All this said, Trump’s returns are not a textbook example of plutocratic tax avoidance. It is not unusual for an American plutocrat to pay a lower tax rate than an ordinary worker. But it is deeply odd for a billionaire to pay less in federal taxes in absolute terms than the typical schoolteacher; for a billionaire to pay less than $800 in federal taxes is outright bizarre. Loopholes and regressive giveaways in the tax code abetted Trump’s tax avoidance. But a well-earned sense of impunity made it possible for the mogul to take his machinations to such unseemly extremes.

Progressives would be wise to emphasize this point. The Democratic Party’s growing reliance on affluent voters — and its persistent terror of backlash to broad-based tax increases — has led Joe Biden to forswear raising rates on those who earn less than $400,000. At the same time, superstitious fears of the national debt limit moderate Democratic senators’ appetites for deficit-financed social spending. In this context, the hundreds of billions of dollars in new revenue that could be generated merely through the enforcement of existing laws are a vital tool for expanding the bounds of political possibility.

Tax enforcement is never going to be perfect. And a comprehensive approach to combating evasion will require a great deal of international cooperation. But the IRS has grown so feeble, large sums of revenue can be secured through modest investments in our domestic tax-collection apparatus. At present, the agency doesn’t merely fail to scrutinize the dodgy tax filings it takes in, it also fails to sanction one-third of the high-income Americans who decline to file any tax documents at all. Between 2014 and 2016, 300,000 U.S. residents with incomes above $100,000 decided not to file their taxes and suffered no consequences. If the IRS merely sought to collect the money it’s owed by high-income non-filers — a relatively cheap and easy form of enforcement — it would reap more than $100 billion in revenue over the coming decade, according Summers and Sarin’s calculations.

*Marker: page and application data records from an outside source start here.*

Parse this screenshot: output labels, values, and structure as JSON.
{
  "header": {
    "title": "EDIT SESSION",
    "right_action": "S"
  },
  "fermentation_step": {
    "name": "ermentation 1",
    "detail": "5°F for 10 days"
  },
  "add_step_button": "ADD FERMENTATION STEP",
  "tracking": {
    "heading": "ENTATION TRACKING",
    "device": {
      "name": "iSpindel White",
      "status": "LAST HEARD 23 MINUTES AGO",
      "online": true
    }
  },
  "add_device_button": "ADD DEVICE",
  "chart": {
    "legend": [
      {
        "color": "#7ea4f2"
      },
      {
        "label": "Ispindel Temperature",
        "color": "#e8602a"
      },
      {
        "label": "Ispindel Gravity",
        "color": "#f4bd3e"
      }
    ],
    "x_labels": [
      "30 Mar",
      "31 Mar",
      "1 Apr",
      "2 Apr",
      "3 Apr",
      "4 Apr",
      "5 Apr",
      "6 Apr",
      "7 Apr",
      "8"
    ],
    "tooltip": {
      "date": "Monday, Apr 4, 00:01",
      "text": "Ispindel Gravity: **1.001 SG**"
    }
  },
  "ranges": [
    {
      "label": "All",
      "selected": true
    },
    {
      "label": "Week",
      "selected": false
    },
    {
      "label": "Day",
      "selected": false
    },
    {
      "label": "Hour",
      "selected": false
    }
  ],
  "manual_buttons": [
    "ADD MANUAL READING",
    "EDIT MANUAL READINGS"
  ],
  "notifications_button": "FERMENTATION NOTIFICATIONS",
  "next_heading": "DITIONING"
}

If the agency reinvested that money into building out its broader enforcement capacities, Summers and Sarin estimate that it would reel in over $1 trillion in new revenue by 2030. Former IRS Commissioner Charles Rossotti argues that this is an underestimate, and that the agency could realistically generate $1.6 trillion, were its enforcement functions properly funded. Add that onto Biden’s proposed tax increases on the wealthy, and the amount of new social welfare that Democrats could enact, without raising taxes on the middle class or adding to the deficit, dramatically expands.

What’s more, cracking down on superrich tax evaders is a “pay for” that’s a political winner, in and of itself. A supermajority of Americans favor higher taxes on the rich. The percentage of voters who believe that the wealthy should be allowed to violate existing tax laws, even as ordinary Americans get hounded by the IRS, is surely miniscule.

It’s unclear whether the exposure of Trump’s tax dodging will cost him any votes. But Democrats should see to it that it costs his fellow miserly plutocrats billions of dollars. It’s past time for America’s rich to pay the government what’s due, so that the government can start paying down its unmet obligations to America’s working class.

Trump’s Returns Make Case for Funding the Tax Police